What you should do: Each entry has to be printed again exactly.
[Excerpted data — start]
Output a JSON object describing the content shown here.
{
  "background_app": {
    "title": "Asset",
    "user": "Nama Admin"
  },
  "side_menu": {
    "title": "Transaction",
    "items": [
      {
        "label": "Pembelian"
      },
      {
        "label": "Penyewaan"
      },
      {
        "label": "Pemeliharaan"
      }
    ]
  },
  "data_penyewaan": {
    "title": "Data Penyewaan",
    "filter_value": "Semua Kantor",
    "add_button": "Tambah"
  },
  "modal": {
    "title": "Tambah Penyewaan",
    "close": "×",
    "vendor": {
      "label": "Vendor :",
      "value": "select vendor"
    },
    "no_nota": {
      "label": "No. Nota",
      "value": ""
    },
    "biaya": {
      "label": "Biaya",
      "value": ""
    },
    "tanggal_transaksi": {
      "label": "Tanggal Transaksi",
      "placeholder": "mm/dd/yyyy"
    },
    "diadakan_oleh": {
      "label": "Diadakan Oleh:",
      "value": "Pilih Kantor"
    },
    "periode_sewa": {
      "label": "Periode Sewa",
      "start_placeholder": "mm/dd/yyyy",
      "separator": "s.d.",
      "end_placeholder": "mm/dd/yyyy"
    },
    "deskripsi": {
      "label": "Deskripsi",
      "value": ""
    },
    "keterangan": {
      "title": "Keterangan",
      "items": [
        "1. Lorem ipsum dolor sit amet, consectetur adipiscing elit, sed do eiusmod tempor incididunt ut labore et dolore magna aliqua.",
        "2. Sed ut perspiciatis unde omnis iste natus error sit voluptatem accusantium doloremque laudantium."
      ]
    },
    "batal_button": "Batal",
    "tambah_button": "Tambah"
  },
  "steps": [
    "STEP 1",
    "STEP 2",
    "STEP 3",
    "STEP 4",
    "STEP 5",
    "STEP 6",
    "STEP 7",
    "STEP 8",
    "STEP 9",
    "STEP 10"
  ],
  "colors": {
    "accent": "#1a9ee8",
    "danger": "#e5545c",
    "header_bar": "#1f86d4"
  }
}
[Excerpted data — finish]
Answer section:
Output a JSON object describing the content shown here.
{
  "background_app": {
    "title": "Asset",
    "user": "Nama Admin"
  },
  "side_menu": {
    "title": "Transaction",
    "items": [
      {
        "label": "Pembelian"
      },
      {
        "label": "Penyewaan"
      },
      {
        "label": "Pemeliharaan"
      }
    ]
  },
  "data_penyewaan": {
    "title": "Data Penyewaan",
    "filter_value": "Semua Kantor",
    "add_button": "Tambah"
  },
  "modal": {
    "title": "Tambah Penyewaan",
    "close": "×",
    "vendor": {
      "label": "Vendor :",
      "value": "select vendor"
    },
    "no_nota": {
      "label": "No. Nota",
      "value": ""
    },
    "biaya": {
      "label": "Biaya",
      "value": ""
    },
    "tanggal_transaksi": {
      "label": "Tanggal Transaksi",
      "placeholder": "mm/dd/yyyy"
    },
    "diadakan_oleh": {
      "label": "Diadakan Oleh:",
      "value": "Pilih Kantor"
    },
    "periode_sewa": {
      "label": "Periode Sewa",
      "start_placeholder": "mm/dd/yyyy",
      "separator": "s.d.",
      "end_placeholder": "mm/dd/yyyy"
    },
    "deskripsi": {
      "label": "Deskripsi",
      "value": ""
    },
    "keterangan": {
      "title": "Keterangan",
      "items": [
        "1. Lorem ipsum dolor sit amet, consectetur adipiscing elit, sed do eiusmod tempor incididunt ut labore et dolore magna aliqua.",
        "2. Sed ut perspiciatis unde omnis iste natus error sit voluptatem accusantium doloremque laudantium."
      ]
    },
    "batal_button": "Batal",
    "tambah_button": "Tambah"
  },
  "steps": [
    "STEP 1",
    "STEP 2",
    "STEP 3",
    "STEP 4",
    "STEP 5",
    "STEP 6",
    "STEP 7",
    "STEP 8",
    "STEP 9",
    "STEP 10"
  ],
  "colors": {
    "accent": "#1a9ee8",
    "danger": "#e5545c",
    "header_bar": "#1f86d4"
  }
}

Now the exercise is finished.